The healthcare sector faces challenges which are constantly escalating. Populations are growing worldwide and so is the share of the elderly in society. There is a constant proliferation of new medications, diagnostic methods, medical procedures and equipment, and know-how. This huge progress greatly improves the quality of medical treatment but at the same time increases its costs. Governments and authorities are allocating ever growing budgets to healthcare systems but the increased budgets do not cover the increased costs of providing quality healthcare to the public. It is becoming clear that there is an urgent need for practical knowledge and effective tools for people in managerial as well as staff positions.

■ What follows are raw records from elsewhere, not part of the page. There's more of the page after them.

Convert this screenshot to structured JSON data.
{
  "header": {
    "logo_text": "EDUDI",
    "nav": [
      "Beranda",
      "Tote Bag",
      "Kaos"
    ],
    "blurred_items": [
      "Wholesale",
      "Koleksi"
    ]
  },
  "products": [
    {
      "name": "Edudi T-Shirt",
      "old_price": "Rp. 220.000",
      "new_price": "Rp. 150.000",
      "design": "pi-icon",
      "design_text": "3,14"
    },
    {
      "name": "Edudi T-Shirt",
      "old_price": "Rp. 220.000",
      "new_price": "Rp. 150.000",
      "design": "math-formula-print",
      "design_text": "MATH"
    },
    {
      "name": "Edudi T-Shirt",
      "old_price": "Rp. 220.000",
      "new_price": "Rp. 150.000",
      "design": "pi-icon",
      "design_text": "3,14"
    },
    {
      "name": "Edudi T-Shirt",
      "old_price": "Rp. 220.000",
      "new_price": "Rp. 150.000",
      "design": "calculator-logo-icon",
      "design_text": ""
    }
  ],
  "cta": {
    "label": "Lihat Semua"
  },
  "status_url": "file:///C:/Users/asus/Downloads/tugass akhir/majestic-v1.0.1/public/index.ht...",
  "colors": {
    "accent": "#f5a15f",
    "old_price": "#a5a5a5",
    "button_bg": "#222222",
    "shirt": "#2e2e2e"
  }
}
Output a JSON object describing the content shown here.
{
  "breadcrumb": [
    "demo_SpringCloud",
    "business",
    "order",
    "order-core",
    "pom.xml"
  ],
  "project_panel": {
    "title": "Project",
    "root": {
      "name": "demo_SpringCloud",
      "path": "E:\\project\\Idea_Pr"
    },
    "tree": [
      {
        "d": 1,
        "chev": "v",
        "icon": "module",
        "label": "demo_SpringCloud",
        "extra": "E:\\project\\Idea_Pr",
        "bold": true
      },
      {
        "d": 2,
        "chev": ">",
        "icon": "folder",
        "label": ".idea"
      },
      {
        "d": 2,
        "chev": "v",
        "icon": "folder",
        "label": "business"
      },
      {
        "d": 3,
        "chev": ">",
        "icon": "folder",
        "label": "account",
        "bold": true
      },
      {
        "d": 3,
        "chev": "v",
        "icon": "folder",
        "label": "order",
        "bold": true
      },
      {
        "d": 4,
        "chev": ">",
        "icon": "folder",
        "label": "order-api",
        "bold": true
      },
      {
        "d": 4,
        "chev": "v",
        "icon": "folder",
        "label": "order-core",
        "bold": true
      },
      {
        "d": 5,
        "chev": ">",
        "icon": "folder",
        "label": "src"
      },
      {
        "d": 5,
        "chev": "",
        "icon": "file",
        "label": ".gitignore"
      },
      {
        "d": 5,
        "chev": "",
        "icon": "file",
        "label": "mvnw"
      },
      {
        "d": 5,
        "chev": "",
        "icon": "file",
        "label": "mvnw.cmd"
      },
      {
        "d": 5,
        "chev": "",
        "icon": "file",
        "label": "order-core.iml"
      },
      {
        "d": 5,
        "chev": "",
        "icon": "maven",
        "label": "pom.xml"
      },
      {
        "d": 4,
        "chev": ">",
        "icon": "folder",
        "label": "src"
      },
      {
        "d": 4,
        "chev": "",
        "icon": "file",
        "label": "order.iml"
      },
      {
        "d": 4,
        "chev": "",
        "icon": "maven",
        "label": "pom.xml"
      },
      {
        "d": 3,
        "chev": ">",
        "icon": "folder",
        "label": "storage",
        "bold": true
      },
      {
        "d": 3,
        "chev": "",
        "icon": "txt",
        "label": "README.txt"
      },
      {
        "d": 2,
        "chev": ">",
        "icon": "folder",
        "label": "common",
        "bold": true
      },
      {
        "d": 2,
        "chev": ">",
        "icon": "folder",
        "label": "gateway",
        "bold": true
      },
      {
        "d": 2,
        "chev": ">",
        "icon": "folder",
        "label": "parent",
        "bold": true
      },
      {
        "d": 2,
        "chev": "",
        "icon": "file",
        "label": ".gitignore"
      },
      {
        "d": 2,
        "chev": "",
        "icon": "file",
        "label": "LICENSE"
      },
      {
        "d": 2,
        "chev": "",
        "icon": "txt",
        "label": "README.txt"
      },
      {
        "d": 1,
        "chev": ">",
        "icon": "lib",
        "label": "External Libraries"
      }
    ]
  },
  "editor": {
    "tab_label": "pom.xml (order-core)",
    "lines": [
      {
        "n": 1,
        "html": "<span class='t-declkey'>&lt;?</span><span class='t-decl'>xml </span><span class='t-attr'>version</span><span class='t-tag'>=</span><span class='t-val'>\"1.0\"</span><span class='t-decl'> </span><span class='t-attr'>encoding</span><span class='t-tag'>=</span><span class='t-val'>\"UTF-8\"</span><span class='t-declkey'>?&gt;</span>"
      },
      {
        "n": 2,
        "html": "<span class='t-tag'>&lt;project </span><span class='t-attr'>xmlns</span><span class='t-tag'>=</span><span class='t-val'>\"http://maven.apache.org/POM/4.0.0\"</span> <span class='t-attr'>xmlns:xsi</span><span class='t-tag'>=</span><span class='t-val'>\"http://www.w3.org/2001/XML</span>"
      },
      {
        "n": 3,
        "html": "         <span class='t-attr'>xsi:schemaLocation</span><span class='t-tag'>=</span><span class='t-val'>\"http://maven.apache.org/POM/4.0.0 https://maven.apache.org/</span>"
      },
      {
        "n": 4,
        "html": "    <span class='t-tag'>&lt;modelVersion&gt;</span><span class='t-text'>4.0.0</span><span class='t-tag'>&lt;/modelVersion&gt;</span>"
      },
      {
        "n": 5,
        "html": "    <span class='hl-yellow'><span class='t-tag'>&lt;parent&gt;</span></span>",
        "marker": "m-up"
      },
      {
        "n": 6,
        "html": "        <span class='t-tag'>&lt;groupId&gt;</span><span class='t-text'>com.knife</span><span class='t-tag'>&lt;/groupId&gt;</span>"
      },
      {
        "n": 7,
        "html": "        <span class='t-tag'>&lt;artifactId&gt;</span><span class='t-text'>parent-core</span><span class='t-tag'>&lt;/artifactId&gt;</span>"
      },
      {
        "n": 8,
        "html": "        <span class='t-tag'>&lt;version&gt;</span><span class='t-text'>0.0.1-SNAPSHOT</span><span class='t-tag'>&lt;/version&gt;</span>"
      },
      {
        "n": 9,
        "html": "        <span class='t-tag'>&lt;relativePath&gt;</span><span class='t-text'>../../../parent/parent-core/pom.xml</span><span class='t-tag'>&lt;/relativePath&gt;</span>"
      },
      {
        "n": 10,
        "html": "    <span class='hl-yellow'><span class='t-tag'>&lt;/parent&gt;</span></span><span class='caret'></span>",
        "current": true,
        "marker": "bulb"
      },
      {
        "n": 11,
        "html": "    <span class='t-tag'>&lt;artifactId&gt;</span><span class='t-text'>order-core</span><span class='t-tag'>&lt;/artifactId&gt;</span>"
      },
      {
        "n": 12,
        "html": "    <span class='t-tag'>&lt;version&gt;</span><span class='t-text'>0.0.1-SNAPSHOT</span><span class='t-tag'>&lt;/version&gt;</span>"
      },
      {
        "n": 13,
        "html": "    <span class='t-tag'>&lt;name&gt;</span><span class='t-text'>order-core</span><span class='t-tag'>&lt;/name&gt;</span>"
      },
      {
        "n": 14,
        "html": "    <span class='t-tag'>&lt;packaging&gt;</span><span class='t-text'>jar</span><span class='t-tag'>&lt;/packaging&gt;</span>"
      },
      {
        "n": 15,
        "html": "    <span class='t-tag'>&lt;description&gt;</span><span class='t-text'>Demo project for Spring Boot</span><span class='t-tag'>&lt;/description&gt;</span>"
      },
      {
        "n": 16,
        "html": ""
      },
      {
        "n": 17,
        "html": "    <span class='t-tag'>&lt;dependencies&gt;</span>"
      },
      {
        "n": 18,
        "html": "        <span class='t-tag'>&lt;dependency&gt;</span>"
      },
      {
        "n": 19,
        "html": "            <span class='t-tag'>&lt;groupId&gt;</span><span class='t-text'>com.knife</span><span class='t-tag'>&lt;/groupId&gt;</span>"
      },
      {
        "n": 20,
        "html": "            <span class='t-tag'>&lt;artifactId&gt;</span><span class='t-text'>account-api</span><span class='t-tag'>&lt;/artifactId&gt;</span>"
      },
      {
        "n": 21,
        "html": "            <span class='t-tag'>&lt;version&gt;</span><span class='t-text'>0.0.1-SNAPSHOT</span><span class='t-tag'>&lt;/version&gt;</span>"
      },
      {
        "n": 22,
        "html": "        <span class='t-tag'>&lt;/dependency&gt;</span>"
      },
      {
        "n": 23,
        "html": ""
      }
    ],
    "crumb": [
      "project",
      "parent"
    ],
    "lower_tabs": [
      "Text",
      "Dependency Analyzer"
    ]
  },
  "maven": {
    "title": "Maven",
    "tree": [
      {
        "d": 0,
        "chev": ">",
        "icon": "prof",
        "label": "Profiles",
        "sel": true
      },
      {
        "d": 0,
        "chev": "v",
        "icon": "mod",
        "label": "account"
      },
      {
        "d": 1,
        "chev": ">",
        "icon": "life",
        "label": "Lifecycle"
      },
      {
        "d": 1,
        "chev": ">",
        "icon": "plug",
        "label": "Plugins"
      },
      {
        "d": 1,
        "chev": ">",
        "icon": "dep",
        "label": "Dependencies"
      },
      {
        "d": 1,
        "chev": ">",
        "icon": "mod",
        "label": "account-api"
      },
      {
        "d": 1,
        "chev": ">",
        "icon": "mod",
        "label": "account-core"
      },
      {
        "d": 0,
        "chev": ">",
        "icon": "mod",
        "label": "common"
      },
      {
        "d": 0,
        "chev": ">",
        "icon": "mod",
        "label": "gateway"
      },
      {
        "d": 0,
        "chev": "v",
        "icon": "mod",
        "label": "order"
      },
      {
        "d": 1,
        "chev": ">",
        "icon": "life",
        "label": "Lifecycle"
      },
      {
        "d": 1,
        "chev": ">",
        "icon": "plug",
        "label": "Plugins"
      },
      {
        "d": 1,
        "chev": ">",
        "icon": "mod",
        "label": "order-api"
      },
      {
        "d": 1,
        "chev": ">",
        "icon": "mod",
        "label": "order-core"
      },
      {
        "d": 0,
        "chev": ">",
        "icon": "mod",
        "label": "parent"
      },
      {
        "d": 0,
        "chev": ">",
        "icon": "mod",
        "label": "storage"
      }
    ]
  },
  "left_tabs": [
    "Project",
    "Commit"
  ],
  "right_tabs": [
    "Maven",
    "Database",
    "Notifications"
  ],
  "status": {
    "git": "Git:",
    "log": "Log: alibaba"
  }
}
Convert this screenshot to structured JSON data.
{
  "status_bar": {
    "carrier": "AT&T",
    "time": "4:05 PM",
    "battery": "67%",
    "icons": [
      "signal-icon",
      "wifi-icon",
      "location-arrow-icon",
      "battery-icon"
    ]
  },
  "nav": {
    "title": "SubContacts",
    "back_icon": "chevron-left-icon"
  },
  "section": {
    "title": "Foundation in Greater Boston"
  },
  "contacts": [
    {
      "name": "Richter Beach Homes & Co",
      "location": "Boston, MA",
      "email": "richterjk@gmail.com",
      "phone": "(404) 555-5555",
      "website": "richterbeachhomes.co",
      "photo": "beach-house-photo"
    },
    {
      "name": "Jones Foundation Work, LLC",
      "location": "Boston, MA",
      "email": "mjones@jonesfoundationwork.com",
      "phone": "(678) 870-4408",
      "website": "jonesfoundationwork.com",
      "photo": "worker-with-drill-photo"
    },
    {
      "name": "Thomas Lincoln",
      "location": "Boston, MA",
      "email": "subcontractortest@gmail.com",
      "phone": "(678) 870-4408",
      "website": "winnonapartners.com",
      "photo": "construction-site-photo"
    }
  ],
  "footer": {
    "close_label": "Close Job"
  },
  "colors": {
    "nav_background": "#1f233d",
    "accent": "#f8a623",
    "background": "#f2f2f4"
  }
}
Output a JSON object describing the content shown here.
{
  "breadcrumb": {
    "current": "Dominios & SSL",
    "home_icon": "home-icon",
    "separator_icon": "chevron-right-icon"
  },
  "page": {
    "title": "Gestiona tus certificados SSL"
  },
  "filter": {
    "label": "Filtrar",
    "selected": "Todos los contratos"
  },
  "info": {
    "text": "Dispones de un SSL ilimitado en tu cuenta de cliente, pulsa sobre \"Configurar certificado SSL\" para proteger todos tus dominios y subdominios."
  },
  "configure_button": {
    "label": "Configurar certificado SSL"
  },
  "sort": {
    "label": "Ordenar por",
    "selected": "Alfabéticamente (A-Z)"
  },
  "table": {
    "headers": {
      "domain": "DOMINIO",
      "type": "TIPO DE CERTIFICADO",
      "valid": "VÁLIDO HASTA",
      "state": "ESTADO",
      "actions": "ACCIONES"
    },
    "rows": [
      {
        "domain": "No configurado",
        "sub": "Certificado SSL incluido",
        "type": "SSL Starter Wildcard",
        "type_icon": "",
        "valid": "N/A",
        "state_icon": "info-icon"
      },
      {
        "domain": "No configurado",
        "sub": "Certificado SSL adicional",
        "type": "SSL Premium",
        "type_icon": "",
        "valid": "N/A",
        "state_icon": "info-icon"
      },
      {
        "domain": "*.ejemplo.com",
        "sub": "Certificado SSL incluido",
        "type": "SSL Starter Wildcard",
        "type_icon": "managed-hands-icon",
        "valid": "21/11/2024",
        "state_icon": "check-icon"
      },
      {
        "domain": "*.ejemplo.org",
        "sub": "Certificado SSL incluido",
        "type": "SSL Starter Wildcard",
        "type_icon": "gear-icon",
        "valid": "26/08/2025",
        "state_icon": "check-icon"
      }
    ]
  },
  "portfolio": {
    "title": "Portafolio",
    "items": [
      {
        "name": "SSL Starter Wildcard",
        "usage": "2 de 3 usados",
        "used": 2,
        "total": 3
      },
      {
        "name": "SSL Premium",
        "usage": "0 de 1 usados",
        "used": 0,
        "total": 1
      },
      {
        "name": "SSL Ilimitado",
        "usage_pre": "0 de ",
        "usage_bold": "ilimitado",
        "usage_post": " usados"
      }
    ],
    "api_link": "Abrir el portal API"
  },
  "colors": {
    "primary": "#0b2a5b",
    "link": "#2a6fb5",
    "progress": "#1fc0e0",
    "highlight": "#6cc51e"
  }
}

In response to this need, there are several methods and simple tools that can ease the challenges experienced by every health care organization in the modern day, which don’t have to cost more money. In fact, one can do much more with the same resources in terms of throughput, response time, and quality by using simple practical tools and techniques, all based on common sense. This is achieved through a system view that touches upon issues of performance measures, operations management, quality, cost-accounting, pricing, and above all, value creation and enhancement. Every manager, at every level, within a health care organization will be able to implement immediate actions resulting in relatively rapid improvement in most performance aspects of the organization. The focus is on reducing waste and avoiding non-value-adding activities.
This is the essence of the “Lean concept.” Lean is a philosophy: based upon tools that are simple, easy to comprehend and use, and have already achieved amazing results in many healthcare organizations. It is the use of the Theory of Constraints (TOC), a management paradigm, along with other focusing tools such as the Focusing Table, the Focusing Matrix, the Complete Kit concept, and Pareto analysis that provide the highly added-value for healthcare managers. This is especially critical in face of the problems with the Affordable Care Act and other emerging healthcare reforms.
One of the most powerful tools to improve a hospital, laboratory, or clinic, is the small batch concept. People have been trained to use “economies of scale” to avoid possible costly turnovers, resulting in working with large batches. Reducing batch size can do wonders for processes and organizations. Using small batches, one can dramatically reduce response times (especially in laboratories and imaging services).
All the above mentioned tools help break the myth of the “input-output” model where you need more inputs. One can increase throughput, reduce response times, and increase quality, all with using existing resources.
It is difficult to dismiss the amazing achievements that many hospitals have made while using only existing resources. They have shown that an increase throughput in operating rooms by 10-20% and reduction of response times in places like emergency departments and clinics by 20-40% is a sustainable goal—realistic rather than aspirational. For example, in the operating room of the ophthalmology department in a public hospital, within only four months, the number of operations increased by 43%, waiting time for surgery decreased by 41%, all this with a significant improvement in quality. Further success stories will follow.
A clear example of the successful application of the Theory of Constraints can be seen in the below case study of a General Hospital in the United Kingdom.
The objectives were:
1. Discharge patients from the emergency arena in less than four hours
2. Reducing delayed admissions that exceeded 12 hours
The results within one year, following the application of TOC, were:
· 35% improvement in less than four hours throughput in the emergency arena from 68.0% to 92.2%
· No delayed admissions that exceeded 12 hours
· 91% reduction in delayed admissions that exceeded four hours
A large Private Hospital in Tel Aviv, Israel, saw impressive results that were achieved within just nine months using TOC:
· Number of operations increased by 20%
· Profits nearly doubled (fixed costs accounted for 80% of costs so additional operations were very profitable)
· Waiting times for operations decreased by 20%
· Queues for operations and imaging tests decreased by more than 20%
· Improved clinical quality and service quality
According to the CEO of the hospital, the three tools with the most impact were eliminating dummy constraints, using specific contribution, and working with complete kits. These tools are used in the OR as well as in the ED, internal medicine wards, laboratories, and imaging services, in large healthcare organizations as well as in small and medium size ones.
Managers of hospitals and clinics can do much more using only existing resources. The way to succeed in implementing changes and getting successful results lies in integrating several tools and philosophies, such as combining TOC and Lean together. TOC can achieve fast results by focusing on the few important points. On the other hand, Lean enables teams to analyze and improve processes. By combining both managerial philosophies, TOC can point out the areas to improve, as Lean can provide tools to get the work done.
Featured Image Credit: “A row of chairs in the hospital hallway” by hxdbzxy. Via Shutterstock.